• [SOURCE DATA]
= = = = = = =

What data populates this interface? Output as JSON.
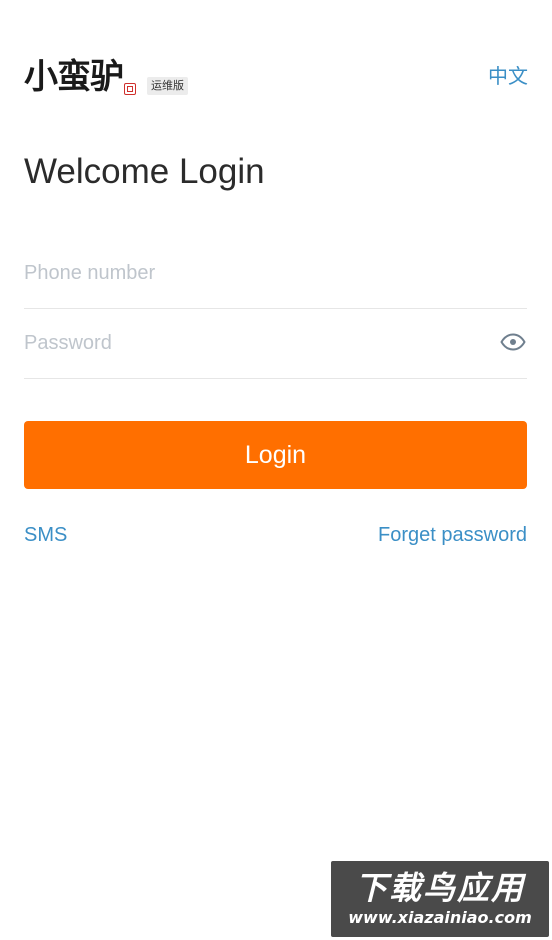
{
  "header": {
    "logo_text": "小蛮驴",
    "edition_badge": "运维版",
    "language_link": "中文"
  },
  "title": "Welcome Login",
  "form": {
    "phone": {
      "placeholder": "Phone number",
      "value": ""
    },
    "password": {
      "placeholder": "Password",
      "value": ""
    },
    "password_toggle_icon": "eye-icon",
    "login_label": "Login"
  },
  "links": {
    "sms": "SMS",
    "forgot_password": "Forget password"
  },
  "watermark": {
    "title": "下载鸟应用",
    "url": "www.xiazainiao.com"
  },
  "colors": {
    "accent": "#ff6f00",
    "link": "#3b8fc6",
    "placeholder": "#bfc5cc",
    "divider": "#e6e6e6"
  }
}
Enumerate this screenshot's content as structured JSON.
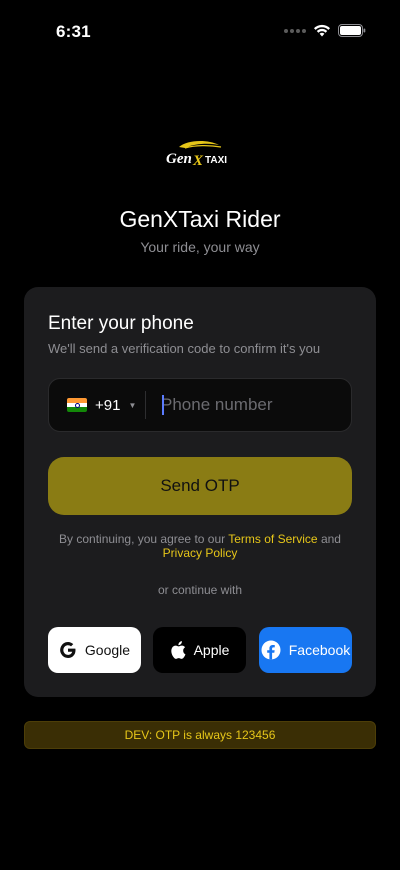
{
  "status_bar": {
    "time": "6:31"
  },
  "logo": {
    "brand_text_left": "Gen",
    "brand_text_x": "X",
    "brand_text_right": "TAXI"
  },
  "header": {
    "title": "GenXTaxi Rider",
    "subtitle": "Your ride, your way"
  },
  "phone_card": {
    "title": "Enter your phone",
    "subtitle": "We'll send a verification code to confirm it's you",
    "country_code": "+91",
    "phone_placeholder": "Phone number",
    "phone_value": "",
    "send_label": "Send OTP",
    "terms_prefix": "By continuing, you agree to our",
    "terms_link": "Terms of Service",
    "terms_and": "and",
    "privacy_link": "Privacy Policy",
    "or_label": "or continue with"
  },
  "social": {
    "google_label": "Google",
    "apple_label": "Apple",
    "facebook_label": "Facebook"
  },
  "dev_banner": {
    "text": "DEV: OTP is always 123456"
  },
  "colors": {
    "background": "#000000",
    "card": "#1c1c1e",
    "accent": "#8a7c14",
    "link": "#e6c619",
    "facebook": "#1877f2"
  },
  "icons": [
    "wifi-icon",
    "battery-icon",
    "india-flag-icon",
    "google-icon",
    "apple-icon",
    "facebook-icon"
  ]
}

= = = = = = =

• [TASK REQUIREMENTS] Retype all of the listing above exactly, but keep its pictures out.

• [EXERCISE RESULT]
What data populates this interface? Output as JSON.
{
  "header": {
    "logo_text": "小蛮驴",
    "edition_badge": "运维版",
    "language_link": "中文"
  },
  "title": "Welcome Login",
  "form": {
    "phone": {
      "placeholder": "Phone number",
      "value": ""
    },
    "password": {
      "placeholder": "Password",
      "value": ""
    },
    "password_toggle_icon": "eye-icon",
    "login_label": "Login"
  },
  "links": {
    "sms": "SMS",
    "forgot_password": "Forget password"
  },
  "watermark": {
    "title": "下载鸟应用",
    "url": "www.xiazainiao.com"
  },
  "colors": {
    "accent": "#ff6f00",
    "link": "#3b8fc6",
    "placeholder": "#bfc5cc",
    "divider": "#e6e6e6"
  }
}
Enumerate this screenshot's content as structured JSON.
{
  "status_bar": {
    "time": "6:31"
  },
  "logo": {
    "brand_text_left": "Gen",
    "brand_text_x": "X",
    "brand_text_right": "TAXI"
  },
  "header": {
    "title": "GenXTaxi Rider",
    "subtitle": "Your ride, your way"
  },
  "phone_card": {
    "title": "Enter your phone",
    "subtitle": "We'll send a verification code to confirm it's you",
    "country_code": "+91",
    "phone_placeholder": "Phone number",
    "phone_value": "",
    "send_label": "Send OTP",
    "terms_prefix": "By continuing, you agree to our",
    "terms_link": "Terms of Service",
    "terms_and": "and",
    "privacy_link": "Privacy Policy",
    "or_label": "or continue with"
  },
  "social": {
    "google_label": "Google",
    "apple_label": "Apple",
    "facebook_label": "Facebook"
  },
  "dev_banner": {
    "text": "DEV: OTP is always 123456"
  },
  "colors": {
    "background": "#000000",
    "card": "#1c1c1e",
    "accent": "#8a7c14",
    "link": "#e6c619",
    "facebook": "#1877f2"
  },
  "icons": [
    "wifi-icon",
    "battery-icon",
    "india-flag-icon",
    "google-icon",
    "apple-icon",
    "facebook-icon"
  ]
}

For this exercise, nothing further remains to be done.